Gregory Houston (
Wed, 19 Mar 1997 00:19:58 -0600

Sarah Marr wrote:

> You're missing the point here. If a person lives within a culture where
> no-one has ever even suggested the world to be round, that person is every
> bit as objective as you in his/her acceptance of the flatness of the world.

I agree with you on all counts. I was only attempting to illustrate the
validity of a scientificly objective use of art. I believe I have done
that. In the process we ran off on a tangent debating what objectivity
is. And I agree with you that it is relative to an era. However I do not
believe that fairy tales, and mythology are objective today, atleast not
in modern society. In the past perhaps, but today, no. Thats not to say
that fairy tales and mythology have no use to us today. I haven't really
given that much thought. It only means that they are not useful in
helping me understand how the universe was created and how it works. The
fact that fairy tales and mythology are no longer objective does not
make them subjective. It makes them ill informed. I believe you accused
me of calling fairy tales and mythology subjective, but I do not recall
making any such statement. Perhaps it would have been better to have
said they are less objective than what is objective today so that their
would be no confusion of me implying subjectivity.

I define subjective statements as value judgements, and objective
statements as unbiased observations. By these definitions of
subjectivity and objectivity did I initially make my definitions of
subjective and objective uses of art.

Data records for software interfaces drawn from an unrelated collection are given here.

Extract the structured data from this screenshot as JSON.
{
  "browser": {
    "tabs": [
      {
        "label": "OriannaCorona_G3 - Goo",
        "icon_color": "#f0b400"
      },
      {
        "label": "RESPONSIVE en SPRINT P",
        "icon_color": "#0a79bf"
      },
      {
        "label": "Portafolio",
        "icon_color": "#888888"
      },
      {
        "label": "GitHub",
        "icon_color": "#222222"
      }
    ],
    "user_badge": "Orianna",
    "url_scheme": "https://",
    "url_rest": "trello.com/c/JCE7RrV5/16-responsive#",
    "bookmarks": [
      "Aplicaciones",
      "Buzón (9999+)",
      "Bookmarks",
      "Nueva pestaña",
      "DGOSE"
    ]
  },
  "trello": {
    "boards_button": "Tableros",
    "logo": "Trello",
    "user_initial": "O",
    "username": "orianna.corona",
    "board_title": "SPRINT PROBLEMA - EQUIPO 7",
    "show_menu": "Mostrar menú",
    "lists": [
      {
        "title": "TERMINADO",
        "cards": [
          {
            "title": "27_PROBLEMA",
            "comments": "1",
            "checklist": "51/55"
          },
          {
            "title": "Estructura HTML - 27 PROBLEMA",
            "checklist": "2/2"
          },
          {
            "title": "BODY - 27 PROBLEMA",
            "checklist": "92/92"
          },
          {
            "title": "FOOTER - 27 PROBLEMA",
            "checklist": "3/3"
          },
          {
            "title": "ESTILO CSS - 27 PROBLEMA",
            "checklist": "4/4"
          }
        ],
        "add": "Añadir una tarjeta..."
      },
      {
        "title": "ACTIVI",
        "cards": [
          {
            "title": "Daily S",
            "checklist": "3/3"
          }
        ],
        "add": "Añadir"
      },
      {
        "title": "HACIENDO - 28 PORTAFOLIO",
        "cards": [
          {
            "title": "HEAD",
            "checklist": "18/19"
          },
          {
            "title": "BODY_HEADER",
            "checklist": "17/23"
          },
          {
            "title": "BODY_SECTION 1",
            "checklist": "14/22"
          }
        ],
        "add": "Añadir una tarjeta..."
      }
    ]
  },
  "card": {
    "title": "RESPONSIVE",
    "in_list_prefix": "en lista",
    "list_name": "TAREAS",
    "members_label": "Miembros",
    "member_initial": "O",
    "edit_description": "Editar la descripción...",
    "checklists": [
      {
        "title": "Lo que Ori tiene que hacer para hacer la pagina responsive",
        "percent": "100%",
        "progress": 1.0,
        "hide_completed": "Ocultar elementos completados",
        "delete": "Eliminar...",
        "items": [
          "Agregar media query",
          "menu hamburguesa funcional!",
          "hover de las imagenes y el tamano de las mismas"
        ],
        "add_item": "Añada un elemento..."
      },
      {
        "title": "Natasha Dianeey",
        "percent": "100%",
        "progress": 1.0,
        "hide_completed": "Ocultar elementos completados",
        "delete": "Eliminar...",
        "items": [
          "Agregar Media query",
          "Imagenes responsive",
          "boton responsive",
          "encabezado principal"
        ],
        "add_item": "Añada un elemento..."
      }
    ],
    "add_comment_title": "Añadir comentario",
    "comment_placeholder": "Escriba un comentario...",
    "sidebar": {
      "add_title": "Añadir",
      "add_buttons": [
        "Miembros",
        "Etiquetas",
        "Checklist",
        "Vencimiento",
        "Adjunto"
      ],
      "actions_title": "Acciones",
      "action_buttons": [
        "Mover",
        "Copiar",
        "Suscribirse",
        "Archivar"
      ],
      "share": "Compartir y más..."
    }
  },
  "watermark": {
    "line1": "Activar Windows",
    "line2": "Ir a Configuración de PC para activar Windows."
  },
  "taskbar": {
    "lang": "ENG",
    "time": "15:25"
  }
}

Gregory Houston          Triberian Institute of Emotive Education